Thursday, February 9, 2012
As this chart suggests, long-term bond yields have a strong tendency to track the strength of the economy (as reflected in equity prices). Except for the past four months, that is, as equity prices have surged 23% but long bond yields have barely budged. You can almost feel the tension in the bond market building. Something is going to have to give—either equity prices and budding economic optimism have to collapse, or bond yields have to surge. It just doesn't make sense for the economy to be doing better while bond yields languish near all-time lows. My money is on higher yields, since the evidence of continued economic improvement is pervasive.
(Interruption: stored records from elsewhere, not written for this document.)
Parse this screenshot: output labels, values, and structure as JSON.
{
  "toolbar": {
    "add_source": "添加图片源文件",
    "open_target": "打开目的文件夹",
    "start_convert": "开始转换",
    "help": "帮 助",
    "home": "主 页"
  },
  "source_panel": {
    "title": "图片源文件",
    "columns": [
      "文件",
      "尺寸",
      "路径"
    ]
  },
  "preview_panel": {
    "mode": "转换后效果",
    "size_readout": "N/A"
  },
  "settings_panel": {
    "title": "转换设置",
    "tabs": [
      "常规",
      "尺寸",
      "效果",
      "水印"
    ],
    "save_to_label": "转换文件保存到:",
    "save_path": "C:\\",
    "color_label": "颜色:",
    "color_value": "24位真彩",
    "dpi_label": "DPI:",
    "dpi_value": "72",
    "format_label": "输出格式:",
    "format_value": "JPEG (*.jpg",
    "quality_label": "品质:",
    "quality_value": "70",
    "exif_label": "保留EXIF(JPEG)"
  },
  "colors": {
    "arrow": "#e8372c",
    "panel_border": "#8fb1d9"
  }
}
The Fed may hold a significant amount of long-term Treasury bonds, but they can't control long bond prices, and there are gobs of them that are held by investors all over the world. Those investors face the prospect of massive losses should bond yields once again sync up with equity prices. With the duration of the current 30-yr bond now 19, the price of the long bond could fall by 25% or so if 30-yr yields return to the levels of early last year. And that would still leave 30-yr yields very close to the low end of their range over the past three decades. Bond buyers beware.
Posted by Scott Grannis at 9:47 AM